FDA Shutters Illegal Online Pharmacies with Criminal Ties
In partnership with international regulatory and law enforcement agencies, the U.S. Food and Drug Administration took action this week against more than 9,600 websites that have been illegally selling potentially dangerous, unapproved prescription medicines to consumers. These actions include the issuance of regulatory warnings, as well as seizure of offending websites and more than $41 million worth of illegal medicines worldwide.
The action occurred as part of the 6th annual International Internet Week of Action (IIWA), a global cooperative effort to combat the online sale and distribution of potentially counterfeit and illegal medical products.
As part of this year's international effort, dubbed Operation Pangea VI, the FDA's Office of Criminal Investigations, in coordination with the U.S. Attorney's Office for the District of Colorado, seized and shut down 1,677 illegal pharmacy websites. The joint effort ran from June 18 to June 25.
Fake Drugs, Fake Claims
The FDA said many of the 1,677 Web sites appeared to be operating as a part of an organized criminal network that falsely purported its Web sites to be "Canadian Pharmacies."
These Web sites displayed fake licenses and certifications to convince U.S. consumers to purchase drugs they advertised as "brand name" and "FDA approved." The drugs received as part of Operation Pangea were not from Canada, and were neither brand name nor FDA approved.
The Web sites in question also used certain major U.S. pharmacy retailer names to trick U.S. consumers into believing an affiliation existed with these retailers.
"Illegal online pharmacies put American consumers' health at risk by selling potentially dangerous products. This is an ongoing battle in the United States and abroad, and the FDA will continue its criminal law enforcement and regulatory efforts," said John Roth, director of the FDA's Office of Criminal Investigations.
"The agency is pleased to participate in Operation Pangea to protect consumers and strengthen relationships with international partners who join in this fight."
The FDA provided a list of some of the medicines that were sold illegally by the websites targeted during Operation Pangea VI, including the following details:

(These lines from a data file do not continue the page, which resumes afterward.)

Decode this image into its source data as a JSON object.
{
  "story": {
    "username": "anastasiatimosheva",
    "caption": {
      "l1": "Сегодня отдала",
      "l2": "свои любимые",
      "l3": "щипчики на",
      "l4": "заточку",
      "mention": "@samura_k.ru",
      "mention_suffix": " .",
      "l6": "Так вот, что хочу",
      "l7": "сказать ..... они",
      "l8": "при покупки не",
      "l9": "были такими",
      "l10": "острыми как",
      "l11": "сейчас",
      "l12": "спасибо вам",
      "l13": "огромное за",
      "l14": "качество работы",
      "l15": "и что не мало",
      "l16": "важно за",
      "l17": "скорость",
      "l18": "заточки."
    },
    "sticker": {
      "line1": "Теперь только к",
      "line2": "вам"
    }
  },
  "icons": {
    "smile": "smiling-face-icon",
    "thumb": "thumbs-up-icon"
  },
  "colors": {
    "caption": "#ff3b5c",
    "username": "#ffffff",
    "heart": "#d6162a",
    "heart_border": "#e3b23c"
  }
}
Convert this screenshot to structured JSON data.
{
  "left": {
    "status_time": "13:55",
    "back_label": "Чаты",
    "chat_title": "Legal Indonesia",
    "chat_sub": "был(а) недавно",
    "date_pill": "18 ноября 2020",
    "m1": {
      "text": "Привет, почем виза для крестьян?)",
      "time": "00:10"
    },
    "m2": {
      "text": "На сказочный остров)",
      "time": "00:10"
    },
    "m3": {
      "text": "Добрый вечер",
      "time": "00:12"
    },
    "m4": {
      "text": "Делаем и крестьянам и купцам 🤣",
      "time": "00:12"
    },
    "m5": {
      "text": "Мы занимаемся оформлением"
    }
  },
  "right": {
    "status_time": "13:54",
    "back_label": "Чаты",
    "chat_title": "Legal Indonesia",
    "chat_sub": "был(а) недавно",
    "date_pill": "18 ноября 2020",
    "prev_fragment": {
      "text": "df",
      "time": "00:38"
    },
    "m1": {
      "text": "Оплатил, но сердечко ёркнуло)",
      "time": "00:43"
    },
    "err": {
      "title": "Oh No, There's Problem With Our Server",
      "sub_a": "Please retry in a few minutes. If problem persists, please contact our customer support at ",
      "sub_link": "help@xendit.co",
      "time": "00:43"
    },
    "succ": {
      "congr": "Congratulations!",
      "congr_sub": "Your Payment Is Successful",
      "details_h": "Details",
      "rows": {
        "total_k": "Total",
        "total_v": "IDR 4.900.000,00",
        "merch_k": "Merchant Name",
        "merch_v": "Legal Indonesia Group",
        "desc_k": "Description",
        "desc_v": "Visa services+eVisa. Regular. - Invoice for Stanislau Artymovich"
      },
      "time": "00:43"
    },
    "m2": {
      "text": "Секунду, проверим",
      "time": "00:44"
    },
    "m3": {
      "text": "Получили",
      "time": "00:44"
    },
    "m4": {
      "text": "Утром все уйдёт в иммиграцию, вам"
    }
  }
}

Avandaryl: FDA-approved Avandaryl (glimepiride and rosiglitazone) is used to treat type 2 diabetes and to minimize potential associated risks, including edema caused by fluid retention, worsening the condition of the heart, or heart failure. Avandaryl must be prescribed by a certified healthcare provider and dispensed by a certified pharmacy with a medication guide explaining the potential risks.
Generic Celebrex: "Generic Celebrex" sold online is not an FDA-approved product. FDA-approved Celebrex (celecoxib) is a non-steroidal anti-inflammatory product used to treat the signs and symptoms of osteoarthritis and rheumatoid arthritis and to manage acute pain in adults. To minimize the potential associated risks, including gastrointestinal bleeding, heart attack, or stroke, in some people with long term use, Celebrex must be dispensed with a medication guide explaining the potential risks.
Levitra Super Force and Viagra Super Force: While Levitra (vardenafil) and Viagra (sildenafil) are FDA-approved medicines used to treat erectile dysfunction (ED), Levitra Super Force and Viagra Super Force are not FDA-approved products and claim to contain dapoxetine. The FDA has not determined the safety or efficacy of dapoxetine. People with certain heart conditions should not take ED medicines containing vardenafil or sildenafil. There are also potentially dangerous drug interactions or serious adverse effects with these drugs, such as loss of hearing or vision.
Clozapine: FDA-approved Clozaril (clozapine) is used to treat severe schizophrenia and is associated with potentially fatal agranulocytosis, a severely low (and dangerous) white blood cell count that can predispose patients to serious, life-threatening infections. To minimize potential risks, consumers who are prescribed FDA-approved Clozaril must be enrolled in a registry that ensures regular monitoring of their blood counts.
In addition to health risks, the FDA warns the illegally operating pharmacies pose non-health-related risks to consumers, including the possible exposure to credit card fraud, identity theft, and computer viruses.
The FDA encourages consumers to report suspected criminal activity at www.fda.gov/oci.
The FDA provides consumers with information to identify an illegal pharmacy website and advice on how to find a safe online pharmacy through BeSafeRx: Know Your Online Pharmacy.